In the copy, include every entry exactly but none of the pictures.

____

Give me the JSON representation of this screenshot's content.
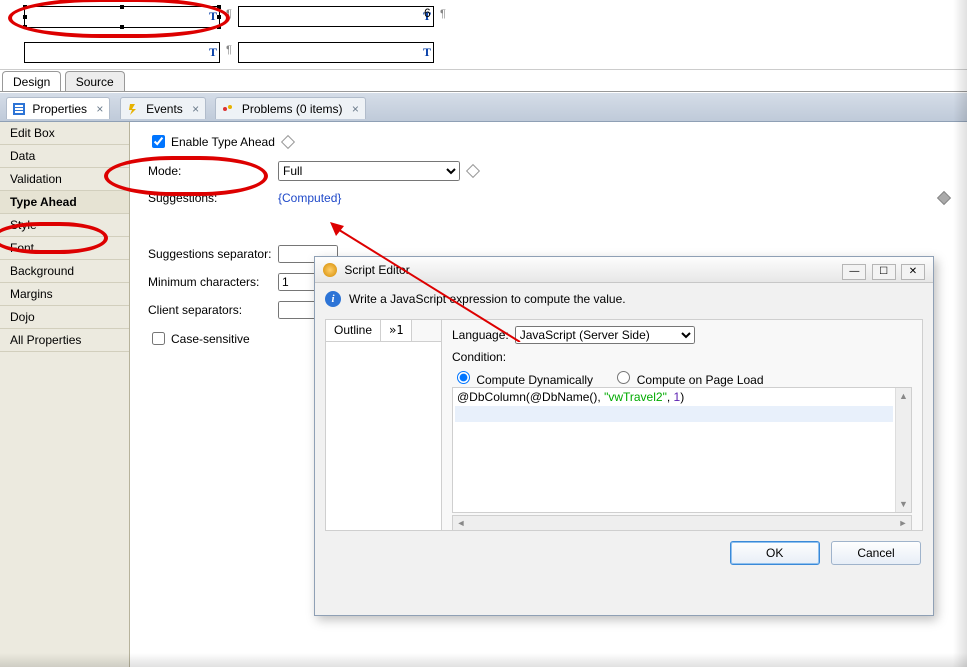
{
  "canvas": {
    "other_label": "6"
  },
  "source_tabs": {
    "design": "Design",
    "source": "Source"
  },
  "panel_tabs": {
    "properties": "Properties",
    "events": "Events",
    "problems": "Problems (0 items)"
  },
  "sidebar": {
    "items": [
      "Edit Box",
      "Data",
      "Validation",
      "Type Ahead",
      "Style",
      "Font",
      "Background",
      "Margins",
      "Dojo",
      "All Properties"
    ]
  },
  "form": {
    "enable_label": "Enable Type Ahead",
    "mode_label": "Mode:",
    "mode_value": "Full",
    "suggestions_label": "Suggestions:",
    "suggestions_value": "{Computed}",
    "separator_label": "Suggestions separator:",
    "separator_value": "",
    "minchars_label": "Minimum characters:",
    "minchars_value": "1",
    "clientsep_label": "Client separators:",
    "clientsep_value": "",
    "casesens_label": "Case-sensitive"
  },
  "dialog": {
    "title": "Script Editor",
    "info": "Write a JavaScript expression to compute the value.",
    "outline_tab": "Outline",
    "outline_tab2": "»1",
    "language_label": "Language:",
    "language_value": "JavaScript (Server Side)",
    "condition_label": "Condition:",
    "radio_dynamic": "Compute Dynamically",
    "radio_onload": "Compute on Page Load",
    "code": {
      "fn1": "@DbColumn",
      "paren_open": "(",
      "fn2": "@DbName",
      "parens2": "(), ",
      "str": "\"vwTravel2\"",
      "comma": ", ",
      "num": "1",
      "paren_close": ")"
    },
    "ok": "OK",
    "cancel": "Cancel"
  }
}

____

Result of the exercise:
Give me the JSON representation of this screenshot's content.
{
  "canvas": {
    "other_label": "6"
  },
  "source_tabs": {
    "design": "Design",
    "source": "Source"
  },
  "panel_tabs": {
    "properties": "Properties",
    "events": "Events",
    "problems": "Problems (0 items)"
  },
  "sidebar": {
    "items": [
      "Edit Box",
      "Data",
      "Validation",
      "Type Ahead",
      "Style",
      "Font",
      "Background",
      "Margins",
      "Dojo",
      "All Properties"
    ]
  },
  "form": {
    "enable_label": "Enable Type Ahead",
    "mode_label": "Mode:",
    "mode_value": "Full",
    "suggestions_label": "Suggestions:",
    "suggestions_value": "{Computed}",
    "separator_label": "Suggestions separator:",
    "separator_value": "",
    "minchars_label": "Minimum characters:",
    "minchars_value": "1",
    "clientsep_label": "Client separators:",
    "clientsep_value": "",
    "casesens_label": "Case-sensitive"
  },
  "dialog": {
    "title": "Script Editor",
    "info": "Write a JavaScript expression to compute the value.",
    "outline_tab": "Outline",
    "outline_tab2": "»1",
    "language_label": "Language:",
    "language_value": "JavaScript (Server Side)",
    "condition_label": "Condition:",
    "radio_dynamic": "Compute Dynamically",
    "radio_onload": "Compute on Page Load",
    "code": {
      "fn1": "@DbColumn",
      "paren_open": "(",
      "fn2": "@DbName",
      "parens2": "(), ",
      "str": "\"vwTravel2\"",
      "comma": ", ",
      "num": "1",
      "paren_close": ")"
    },
    "ok": "OK",
    "cancel": "Cancel"
  }
}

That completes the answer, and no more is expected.